Some consequences of having an external cytoplasmic membrane in association with host cells by microsporidians

For an intracellular parasite confined directly within the cytoplasm of a host cell, the results are apparent on how the microsporidians fare in the host cells. In the lophius host, the target is always a neuron in which the microsporidian can develop into a large colony of spores [7]. But once the parasites reach the spore stage, they remain that way for the life of the animal which can be around twenty years. If microsoridians are so good at remaining undetected by the host animal, how come they don’t simply over run the host animal in numbers of parasites? It has something to do with the parasite’s cycle. Once the source of energy runs low in the host cell, the parasites convert to spores and tend to remain that way for the life of the host animal. Thus, while nearly all of anglerfish of the genus lophius americanus are parasitized by microsporidians, most of the fish carry on and live long normal lives because once the microsporidians are in the spore stage, they remain that way until the end of the host animal. So this may be a good survival adaptation for both the host and the parasites. However, sometimes the host energy reserve is not limited for example, when the host tissue is syncytial muscle, the microsporidians in this tissue sometimes continue to propagate until most of that muscle is converted into microsporidians. That can be pretty tough on the host animal and it has been observed in both mice and men.

And more questions. Sometimes, an intracellular microsporidian colony can grow to large numbers in a domain of the host cytoplasm where there is not a lot of synthetic capability for example, the S. americanus parasitism frequently develops in axons of nerve fibers yet, each microsporidian cell within the large colony acquires a rich canopy of host proteins such as cadherins, catenins and the associated intermediate filaments. It would seem the host cell has to be signaled for it to undergo any elevated protein synthesis. How can an intracellular parasite signal a host cell when it is surrounded by only host proteins on its outer membrane? One possibility is the parasites may send molecular activators into the host cytoplasm/nucleus when the initial sporoplasm is transferred into the host cytoplasm in the first place. The assumption has been that everything is transferred from the spore stage through a tube and into the membrane sac that surrounds the entering sporoplasm. Perhaps that is not the case. There may be signal molecules that do not go into the sac but go directly into the host cell cytoplasm/nucleus and subsequently the host cell’s synthesis controls might be altered.
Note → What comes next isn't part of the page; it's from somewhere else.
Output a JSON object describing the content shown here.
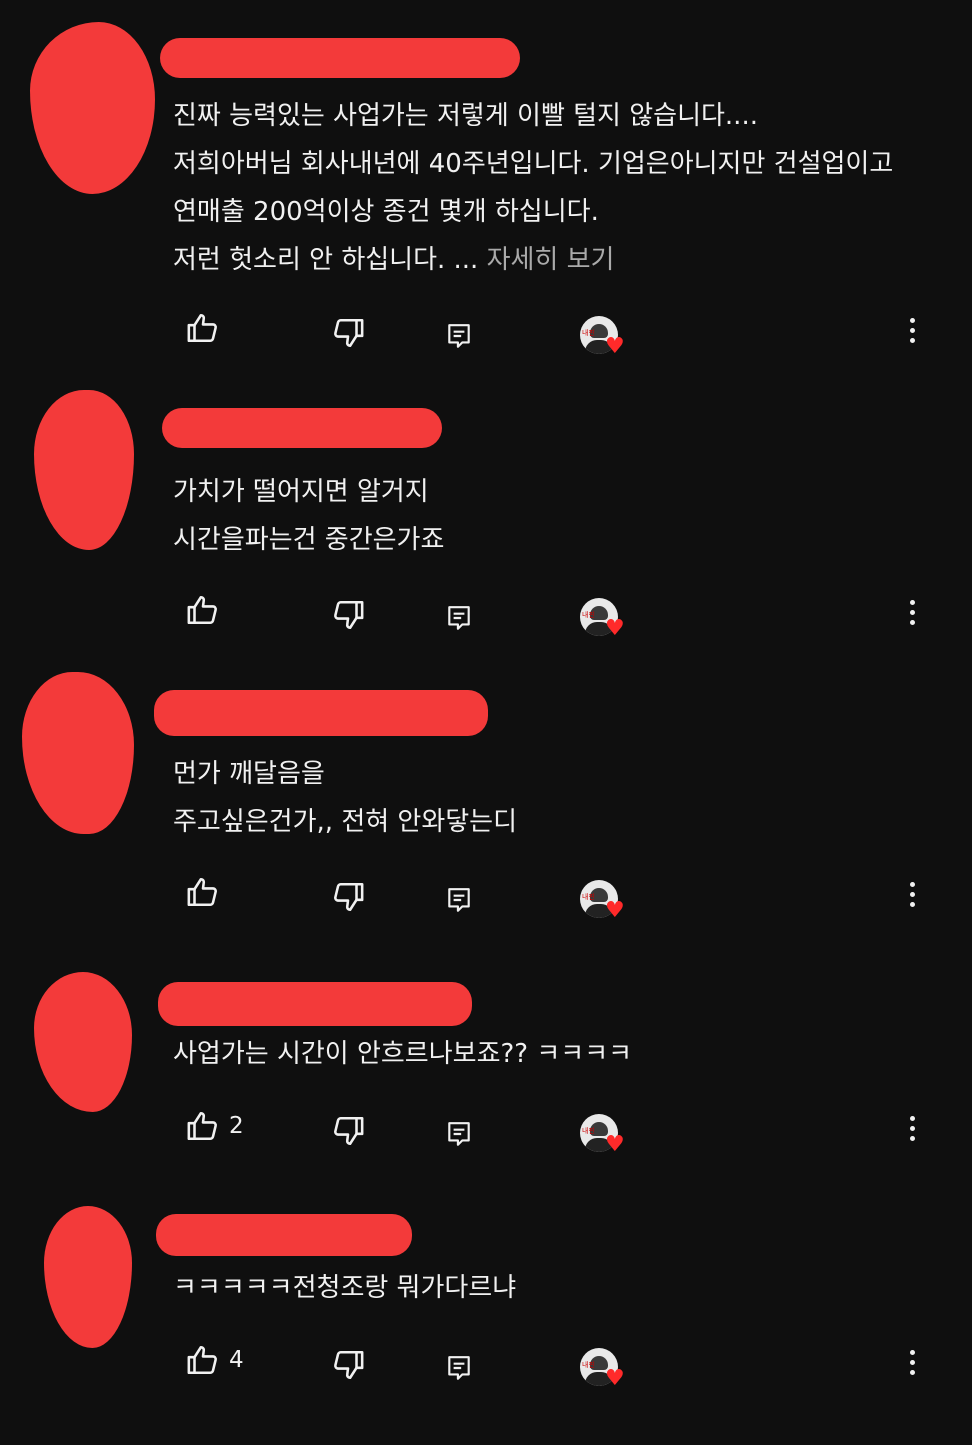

All stages of microsporidians appear to display an outer cytoplasmic membrane which was originally derived from the polaroplast organelle during sporoplasm introduction into the host cell. All the proteins on the exterior surface of this outer cytoplasmic membrane appear to be of host origin and these host cytoplasmic proteins seem to remain in this position with their orientation always towards the host cell cytoplasm. The parasitic cell’s exterior cytoplasmic membrane with its outer canopy of host cytoplasmic proteins may provide the ultimate escape mechanism. If this canopy of host cytoplasmic proteins holds up throughout the life cycle for the parasite, the host finds it difficult to respond. It is clearly the way to avoid detection for an intracellular parasite.
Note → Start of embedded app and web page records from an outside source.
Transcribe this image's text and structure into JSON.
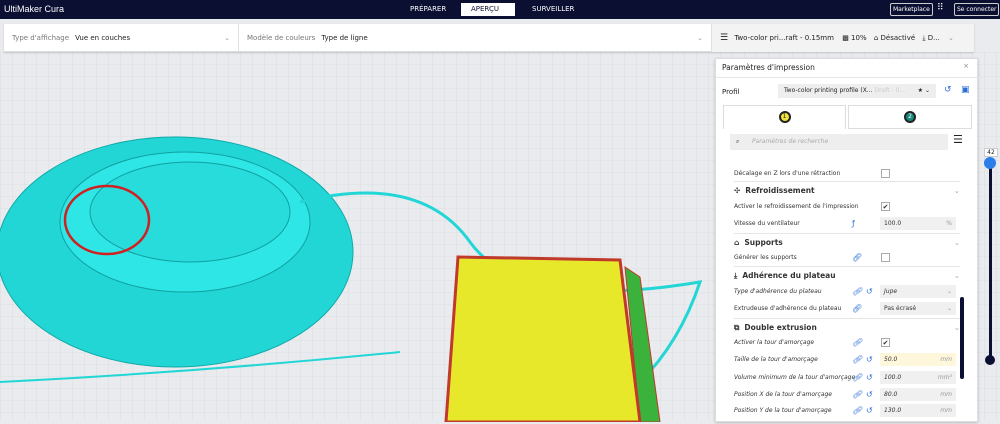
{
  "app": {
    "title": "UltiMaker Cura",
    "tabs": [
      "PRÉPARER",
      "APERÇU",
      "SURVEILLER"
    ],
    "active_tab": "APERÇU",
    "marketplace": "Marketplace",
    "signin": "Se connecter"
  },
  "toolbar": {
    "view_type_label": "Type d'affichage",
    "view_type_value": "Vue en couches",
    "color_scheme_label": "Modèle de couleurs",
    "color_scheme_value": "Type de ligne",
    "profile_summary": "Two-color pri...raft - 0.15mm",
    "infill": "10%",
    "support": "Désactivé",
    "adhesion": "D..."
  },
  "layer_slider": {
    "value": "42",
    "fraction": 0.79
  },
  "panel": {
    "title": "Paramètres d'impression",
    "profile_label": "Profil",
    "profile_value": "Two-color printing profile (X...",
    "profile_suffix": "Draft - 0...",
    "extruder_1": "1",
    "extruder_2": "2",
    "search_placeholder": "Paramètres de recherche",
    "rows": [
      {
        "label": "Décalage en Z lors d'une rétraction",
        "type": "checkbox",
        "checked": false
      },
      {
        "label": "Refroidissement",
        "type": "category",
        "icon": "fan-icon"
      },
      {
        "label": "Activer le refroidissement de l'impression",
        "type": "checkbox",
        "checked": true
      },
      {
        "label": "Vitesse du ventilateur",
        "type": "field",
        "value": "100.0",
        "unit": "%"
      },
      {
        "label": "Supports",
        "type": "category",
        "icon": "support-icon"
      },
      {
        "label": "Générer les supports",
        "type": "checkbox",
        "checked": false
      },
      {
        "label": "Adhérence du plateau",
        "type": "category",
        "icon": "adhesion-icon"
      },
      {
        "label": "Type d'adhérence du plateau",
        "type": "select",
        "value": "Jupe"
      },
      {
        "label": "Extrudeuse d'adhérence du plateau",
        "type": "select",
        "value": "Pas écrasé"
      },
      {
        "label": "Double extrusion",
        "type": "category",
        "icon": "dual-extrusion-icon"
      },
      {
        "label": "Activer la tour d'amorçage",
        "type": "checkbox",
        "checked": true
      },
      {
        "label": "Taille de la tour d'amorçage",
        "type": "field",
        "value": "50.0",
        "unit": "mm"
      },
      {
        "label": "Volume minimum de la tour d'amorçage",
        "type": "field",
        "value": "100.0",
        "unit": "mm³"
      },
      {
        "label": "Position X de la tour d'amorçage",
        "type": "field",
        "value": "80.0",
        "unit": "mm"
      },
      {
        "label": "Position Y de la tour d'amorçage",
        "type": "field",
        "value": "130.0",
        "unit": "mm"
      }
    ]
  }
}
Conflict of Interest



Author Info

Earl Weidner*
Department of Biology, Louisiana State University, The Marine Biological Laboratory, Woods Hole, Massachusetts, United States
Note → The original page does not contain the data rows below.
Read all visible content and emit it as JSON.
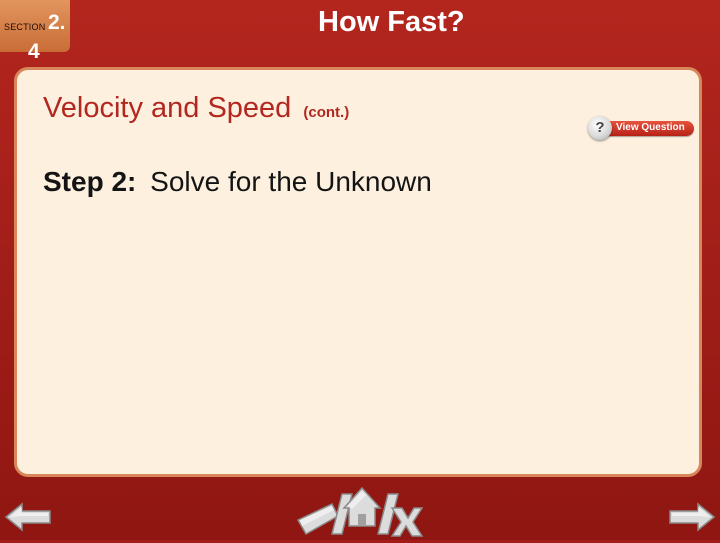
{
  "header": {
    "section_word": "SECTION",
    "section_number_top": "2.",
    "section_number_bottom": "4",
    "title": "How Fast?"
  },
  "content": {
    "title": "Velocity and Speed",
    "title_suffix": "(cont.)",
    "step_label": "Step 2:",
    "step_text": "Solve for the Unknown"
  },
  "view_question": {
    "label": "View Question",
    "icon_glyph": "?"
  },
  "navigation": {
    "back_icon": "arrow-left-icon",
    "next_icon": "arrow-right-icon",
    "center_icons": [
      "resources-icon",
      "home-icon",
      "exit-icon"
    ]
  },
  "colors": {
    "background": "#a31c17",
    "section_badge": "#d88048",
    "panel_background": "#fdf0df",
    "panel_border": "#d7875a",
    "heading": "#b2271f",
    "arrow_fill": "#dcdcdc"
  }
}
Citation: Weidner E (2022) Overview of Cells without an External Plasma Membrane and their Importance. J Cell Sci Therapy.S13: 382.

Received: 23-Jun-2022, Manuscript No. JCEST-22-18044; Editor assigned: 27-Jun-2022, Pre QC No. JCEST-22-18044 (PQ); Reviewed: 13-Jul-2022, QC No. JCEST-22-18044; Revised: 21-Jul-2022, Manuscript No. JCEST-22-18044 (R); Published: 28-Jul-2022 , DOI: 10.35248/2155-9880.22.S13.382

Copyright: © 2022 Weidner E. This is an open-access ar ticle dis tribut ed under the t erms of the Cr eativ e Commons A ttribution License, whic h permits unrestricted use, distribution, and reproduction in any medium, provided the original author and source are credited.